» Action item
From the entries, filter out every line that lacks "name" and copy the rest.

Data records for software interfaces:
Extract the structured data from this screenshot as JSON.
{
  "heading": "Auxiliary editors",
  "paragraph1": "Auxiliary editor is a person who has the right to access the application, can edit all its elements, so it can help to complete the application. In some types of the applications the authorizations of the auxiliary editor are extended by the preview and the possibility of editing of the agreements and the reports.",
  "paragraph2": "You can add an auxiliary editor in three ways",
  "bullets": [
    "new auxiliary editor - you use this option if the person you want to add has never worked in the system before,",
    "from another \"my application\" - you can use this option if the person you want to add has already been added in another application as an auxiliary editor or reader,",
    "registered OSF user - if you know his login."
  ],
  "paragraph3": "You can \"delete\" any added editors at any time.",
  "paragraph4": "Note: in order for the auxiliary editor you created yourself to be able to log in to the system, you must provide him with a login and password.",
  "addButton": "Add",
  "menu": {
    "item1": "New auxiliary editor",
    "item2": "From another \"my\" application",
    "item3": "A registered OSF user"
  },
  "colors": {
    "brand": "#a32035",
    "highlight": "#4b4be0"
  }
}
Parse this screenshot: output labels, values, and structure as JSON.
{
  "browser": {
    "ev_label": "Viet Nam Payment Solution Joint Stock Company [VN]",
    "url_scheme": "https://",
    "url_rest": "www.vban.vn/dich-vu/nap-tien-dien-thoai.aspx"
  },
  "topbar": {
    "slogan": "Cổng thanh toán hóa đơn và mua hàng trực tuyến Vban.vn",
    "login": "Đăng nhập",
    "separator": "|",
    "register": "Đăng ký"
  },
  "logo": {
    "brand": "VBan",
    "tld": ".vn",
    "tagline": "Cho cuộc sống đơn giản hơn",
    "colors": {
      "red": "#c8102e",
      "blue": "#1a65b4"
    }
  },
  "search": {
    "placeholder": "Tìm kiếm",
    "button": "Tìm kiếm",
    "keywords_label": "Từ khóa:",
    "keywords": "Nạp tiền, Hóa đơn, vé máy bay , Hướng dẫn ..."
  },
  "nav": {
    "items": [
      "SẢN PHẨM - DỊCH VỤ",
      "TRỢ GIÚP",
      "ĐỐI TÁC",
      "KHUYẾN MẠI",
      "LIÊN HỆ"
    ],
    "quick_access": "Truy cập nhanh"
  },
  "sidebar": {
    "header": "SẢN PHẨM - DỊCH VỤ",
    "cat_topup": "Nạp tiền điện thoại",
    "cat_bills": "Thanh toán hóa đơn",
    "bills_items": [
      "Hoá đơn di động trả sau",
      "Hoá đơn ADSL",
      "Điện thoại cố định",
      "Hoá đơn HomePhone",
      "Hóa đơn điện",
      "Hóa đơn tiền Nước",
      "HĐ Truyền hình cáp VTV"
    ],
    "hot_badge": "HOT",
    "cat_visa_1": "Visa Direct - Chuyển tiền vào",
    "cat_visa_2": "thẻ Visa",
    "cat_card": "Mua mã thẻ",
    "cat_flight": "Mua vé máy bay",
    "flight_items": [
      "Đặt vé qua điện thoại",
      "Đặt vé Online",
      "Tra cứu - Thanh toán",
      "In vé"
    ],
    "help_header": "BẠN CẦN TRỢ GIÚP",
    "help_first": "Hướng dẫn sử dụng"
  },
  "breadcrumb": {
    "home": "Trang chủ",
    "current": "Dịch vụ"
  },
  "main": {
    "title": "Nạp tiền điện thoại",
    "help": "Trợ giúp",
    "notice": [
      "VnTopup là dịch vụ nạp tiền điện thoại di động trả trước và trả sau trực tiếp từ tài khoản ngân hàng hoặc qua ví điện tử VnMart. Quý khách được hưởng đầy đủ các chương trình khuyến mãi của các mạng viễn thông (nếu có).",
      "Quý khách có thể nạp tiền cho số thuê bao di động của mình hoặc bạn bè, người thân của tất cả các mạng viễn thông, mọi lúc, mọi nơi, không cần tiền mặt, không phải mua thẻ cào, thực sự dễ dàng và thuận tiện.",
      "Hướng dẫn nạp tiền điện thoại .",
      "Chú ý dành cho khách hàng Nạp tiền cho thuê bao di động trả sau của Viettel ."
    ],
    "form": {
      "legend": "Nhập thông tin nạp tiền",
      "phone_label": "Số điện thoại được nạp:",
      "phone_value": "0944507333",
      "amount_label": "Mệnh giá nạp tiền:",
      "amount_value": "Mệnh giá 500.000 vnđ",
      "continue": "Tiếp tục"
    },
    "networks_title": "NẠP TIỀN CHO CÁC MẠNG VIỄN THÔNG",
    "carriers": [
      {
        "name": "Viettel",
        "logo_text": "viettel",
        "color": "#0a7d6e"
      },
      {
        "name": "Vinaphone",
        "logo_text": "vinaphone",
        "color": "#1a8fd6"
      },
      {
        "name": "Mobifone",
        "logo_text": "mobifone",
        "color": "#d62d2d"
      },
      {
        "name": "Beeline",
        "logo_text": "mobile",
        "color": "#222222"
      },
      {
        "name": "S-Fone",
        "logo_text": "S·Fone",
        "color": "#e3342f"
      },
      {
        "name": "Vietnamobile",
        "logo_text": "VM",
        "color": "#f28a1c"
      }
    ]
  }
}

» Written response
        "name": "Viettel",
        "name": "Vinaphone",
        "name": "Mobifone",
        "name": "Beeline",
        "name": "S-Fone",
        "name": "Vietnamobile",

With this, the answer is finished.